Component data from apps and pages
'''
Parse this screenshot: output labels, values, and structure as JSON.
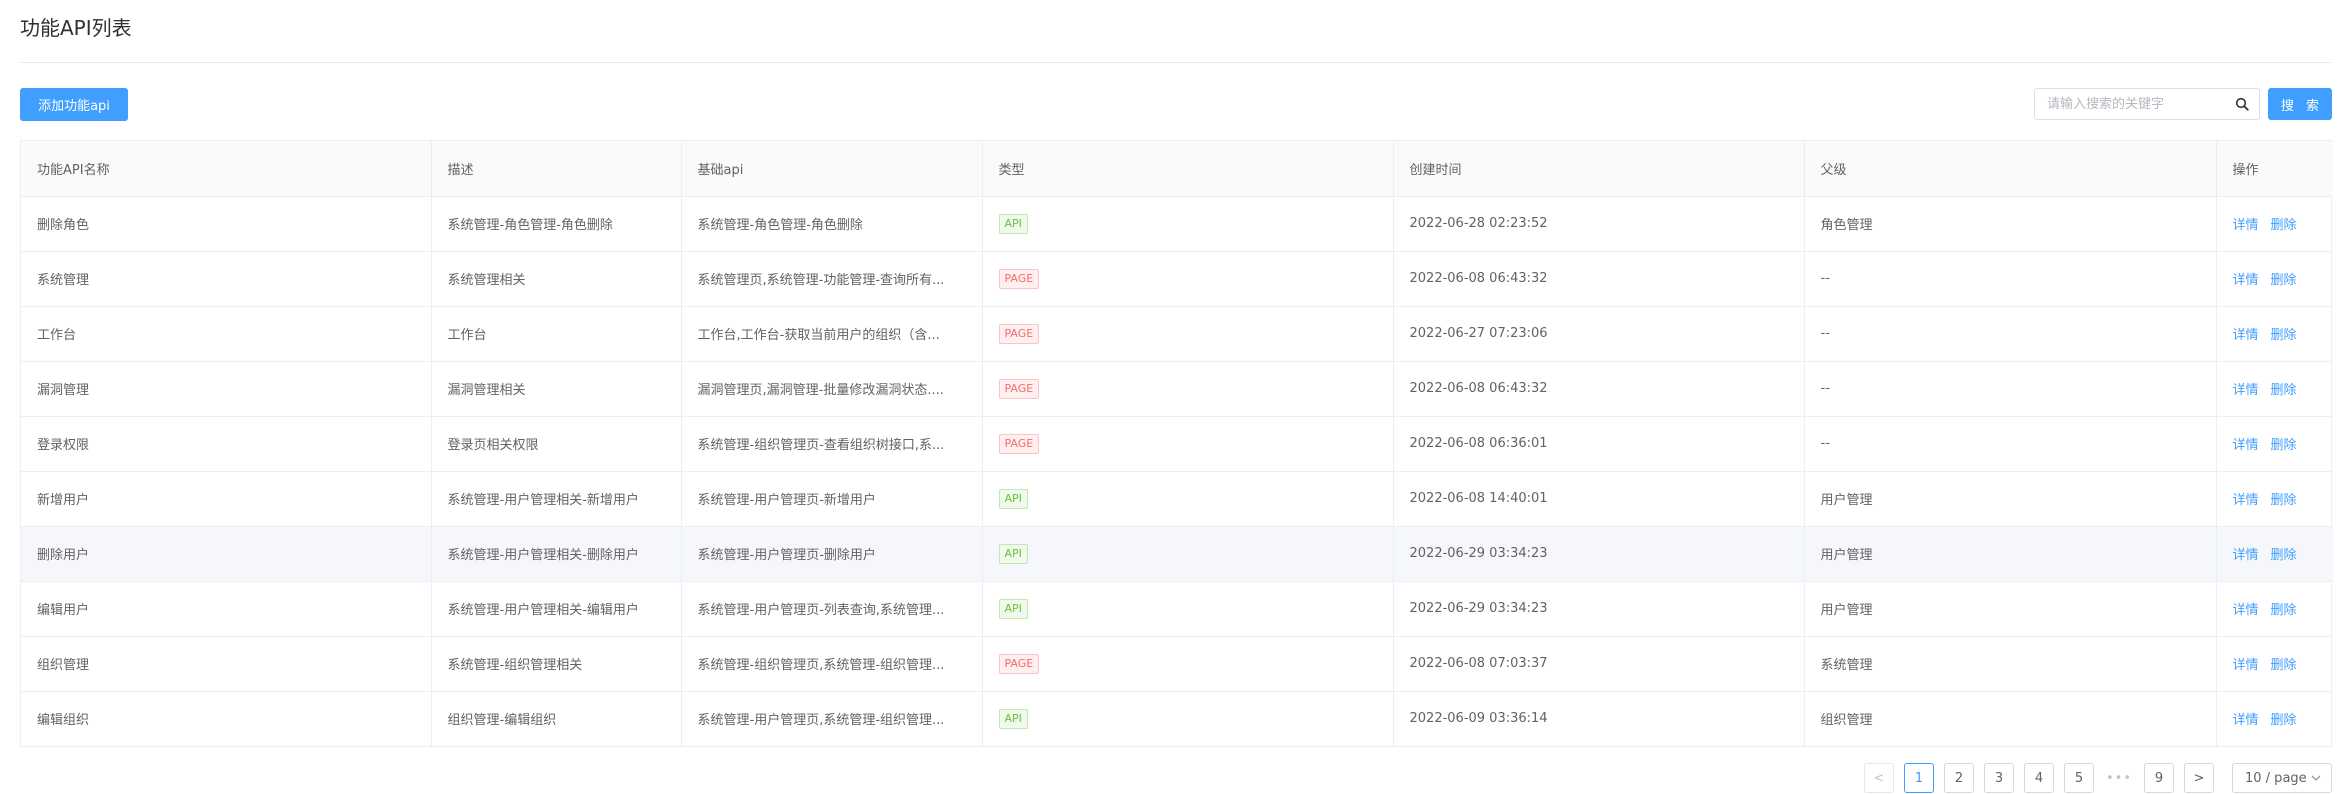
{
  "header": {
    "title": "功能API列表"
  },
  "toolbar": {
    "add_label": "添加功能api",
    "search_placeholder": "请输入搜索的关键字",
    "search_label": "搜 索"
  },
  "table": {
    "columns": [
      "功能API名称",
      "描述",
      "基础api",
      "类型",
      "创建时间",
      "父级",
      "操作"
    ],
    "rows": [
      {
        "name": "删除角色",
        "desc": "系统管理-角色管理-角色删除",
        "base": "系统管理-角色管理-角色删除",
        "type": "API",
        "created": "2022-06-28 02:23:52",
        "parent": "角色管理"
      },
      {
        "name": "系统管理",
        "desc": "系统管理相关",
        "base": "系统管理页,系统管理-功能管理-查询所有...",
        "type": "PAGE",
        "created": "2022-06-08 06:43:32",
        "parent": "--"
      },
      {
        "name": "工作台",
        "desc": "工作台",
        "base": "工作台,工作台-获取当前用户的组织（含...",
        "type": "PAGE",
        "created": "2022-06-27 07:23:06",
        "parent": "--"
      },
      {
        "name": "漏洞管理",
        "desc": "漏洞管理相关",
        "base": "漏洞管理页,漏洞管理-批量修改漏洞状态....",
        "type": "PAGE",
        "created": "2022-06-08 06:43:32",
        "parent": "--"
      },
      {
        "name": "登录权限",
        "desc": "登录页相关权限",
        "base": "系统管理-组织管理页-查看组织树接口,系...",
        "type": "PAGE",
        "created": "2022-06-08 06:36:01",
        "parent": "--"
      },
      {
        "name": "新增用户",
        "desc": "系统管理-用户管理相关-新增用户",
        "base": "系统管理-用户管理页-新增用户",
        "type": "API",
        "created": "2022-06-08 14:40:01",
        "parent": "用户管理"
      },
      {
        "name": "删除用户",
        "desc": "系统管理-用户管理相关-删除用户",
        "base": "系统管理-用户管理页-删除用户",
        "type": "API",
        "created": "2022-06-29 03:34:23",
        "parent": "用户管理"
      },
      {
        "name": "编辑用户",
        "desc": "系统管理-用户管理相关-编辑用户",
        "base": "系统管理-用户管理页-列表查询,系统管理...",
        "type": "API",
        "created": "2022-06-29 03:34:23",
        "parent": "用户管理"
      },
      {
        "name": "组织管理",
        "desc": "系统管理-组织管理相关",
        "base": "系统管理-组织管理页,系统管理-组织管理...",
        "type": "PAGE",
        "created": "2022-06-08 07:03:37",
        "parent": "系统管理"
      },
      {
        "name": "编辑组织",
        "desc": "组织管理-编辑组织",
        "base": "系统管理-用户管理页,系统管理-组织管理...",
        "type": "API",
        "created": "2022-06-09 03:36:14",
        "parent": "组织管理"
      }
    ],
    "actions": {
      "detail": "详情",
      "delete": "删除"
    },
    "highlighted_row": 6
  },
  "pagination": {
    "prev": "<",
    "next": ">",
    "pages": [
      "1",
      "2",
      "3",
      "4",
      "5"
    ],
    "ellipsis": "•••",
    "last_page": "9",
    "current": "1",
    "page_size": "10 / page"
  },
  "colors": {
    "primary": "#409eff",
    "api_tag": "#67c23a",
    "page_tag": "#f56c6c"
  }
}
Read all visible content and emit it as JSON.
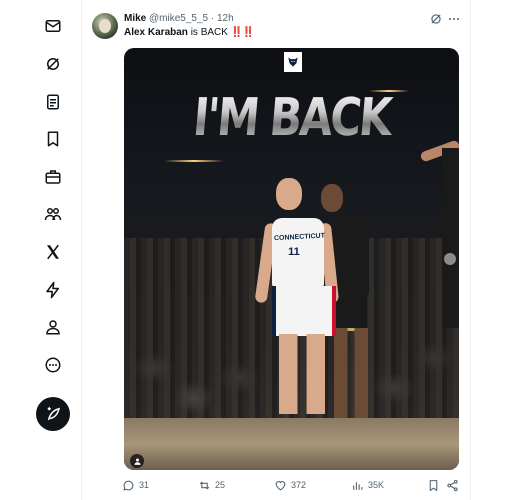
{
  "sidebar": {
    "items": [
      {
        "icon": "mail-icon",
        "label": "Messages"
      },
      {
        "icon": "grok-icon",
        "label": "Grok"
      },
      {
        "icon": "list-icon",
        "label": "Lists"
      },
      {
        "icon": "bookmark-icon",
        "label": "Bookmarks"
      },
      {
        "icon": "briefcase-icon",
        "label": "Jobs"
      },
      {
        "icon": "communities-icon",
        "label": "Communities"
      },
      {
        "icon": "x-logo-icon",
        "label": "Premium"
      },
      {
        "icon": "lightning-icon",
        "label": "Verified Orgs"
      },
      {
        "icon": "profile-icon",
        "label": "Profile"
      },
      {
        "icon": "more-circle-icon",
        "label": "More"
      }
    ],
    "compose_icon": "compose-feather-icon"
  },
  "tweet": {
    "author_name": "Mike",
    "handle": "@mike5_5_5",
    "separator": "·",
    "time": "12h",
    "text_bold": "Alex Karaban",
    "text_rest": " is BACK ",
    "text_emphasis": "‼️‼️",
    "media": {
      "headline": "I'M BACK",
      "jersey_text": "CONNECTICUT",
      "jersey_number": "11"
    },
    "actions": {
      "replies": "31",
      "retweets": "25",
      "likes": "372",
      "views": "35K"
    }
  },
  "colors": {
    "text_primary": "#0f1419",
    "text_secondary": "#536471",
    "emphasis": "#d1242f"
  }
}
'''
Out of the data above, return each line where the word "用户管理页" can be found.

## [Response box]
        "base": "系统管理-用户管理页-新增用户",
        "base": "系统管理-用户管理页-删除用户",
        "base": "系统管理-用户管理页-列表查询,系统管理...",
        "base": "系统管理-用户管理页,系统管理-组织管理...",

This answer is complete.